### [WHAT NEEDS TO BE DONE]
Return all the lines below in which the string "Center" appears.
(GIVEN RECORDS begins)
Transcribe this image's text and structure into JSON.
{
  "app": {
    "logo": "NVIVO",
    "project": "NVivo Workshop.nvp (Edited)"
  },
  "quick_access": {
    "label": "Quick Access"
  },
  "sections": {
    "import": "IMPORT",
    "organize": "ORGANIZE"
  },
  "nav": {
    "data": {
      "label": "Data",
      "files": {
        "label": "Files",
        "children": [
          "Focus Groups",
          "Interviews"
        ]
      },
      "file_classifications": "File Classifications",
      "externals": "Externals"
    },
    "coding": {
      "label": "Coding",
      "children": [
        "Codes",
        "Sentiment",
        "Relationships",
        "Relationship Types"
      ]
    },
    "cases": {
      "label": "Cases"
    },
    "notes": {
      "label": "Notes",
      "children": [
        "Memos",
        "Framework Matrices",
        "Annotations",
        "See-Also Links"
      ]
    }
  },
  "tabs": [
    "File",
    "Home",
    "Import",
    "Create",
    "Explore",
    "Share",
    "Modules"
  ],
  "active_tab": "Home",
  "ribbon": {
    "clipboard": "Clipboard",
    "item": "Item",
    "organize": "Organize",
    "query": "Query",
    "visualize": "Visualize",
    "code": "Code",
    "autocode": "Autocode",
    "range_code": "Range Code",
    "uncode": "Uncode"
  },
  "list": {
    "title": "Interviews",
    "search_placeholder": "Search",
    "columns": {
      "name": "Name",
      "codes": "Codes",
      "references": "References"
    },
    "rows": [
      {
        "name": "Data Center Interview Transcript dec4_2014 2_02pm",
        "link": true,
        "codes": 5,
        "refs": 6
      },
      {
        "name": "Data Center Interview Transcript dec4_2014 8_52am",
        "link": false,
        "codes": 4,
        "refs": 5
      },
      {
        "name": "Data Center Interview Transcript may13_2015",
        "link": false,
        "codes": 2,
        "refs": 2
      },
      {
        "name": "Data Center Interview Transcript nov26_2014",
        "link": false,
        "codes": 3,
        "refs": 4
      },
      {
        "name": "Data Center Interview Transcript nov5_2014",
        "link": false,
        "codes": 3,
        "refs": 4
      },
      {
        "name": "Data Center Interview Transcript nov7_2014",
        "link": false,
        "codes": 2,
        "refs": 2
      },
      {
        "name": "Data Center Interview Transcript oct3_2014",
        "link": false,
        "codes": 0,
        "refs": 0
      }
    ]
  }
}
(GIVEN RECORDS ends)
### [RESPONSE AREA]
        "name": "Data Center Interview Transcript dec4_2014 2_02pm",
        "name": "Data Center Interview Transcript dec4_2014 8_52am",
        "name": "Data Center Interview Transcript may13_2015",
        "name": "Data Center Interview Transcript nov26_2014",
        "name": "Data Center Interview Transcript nov5_2014",
        "name": "Data Center Interview Transcript nov7_2014",
        "name": "Data Center Interview Transcript oct3_2014",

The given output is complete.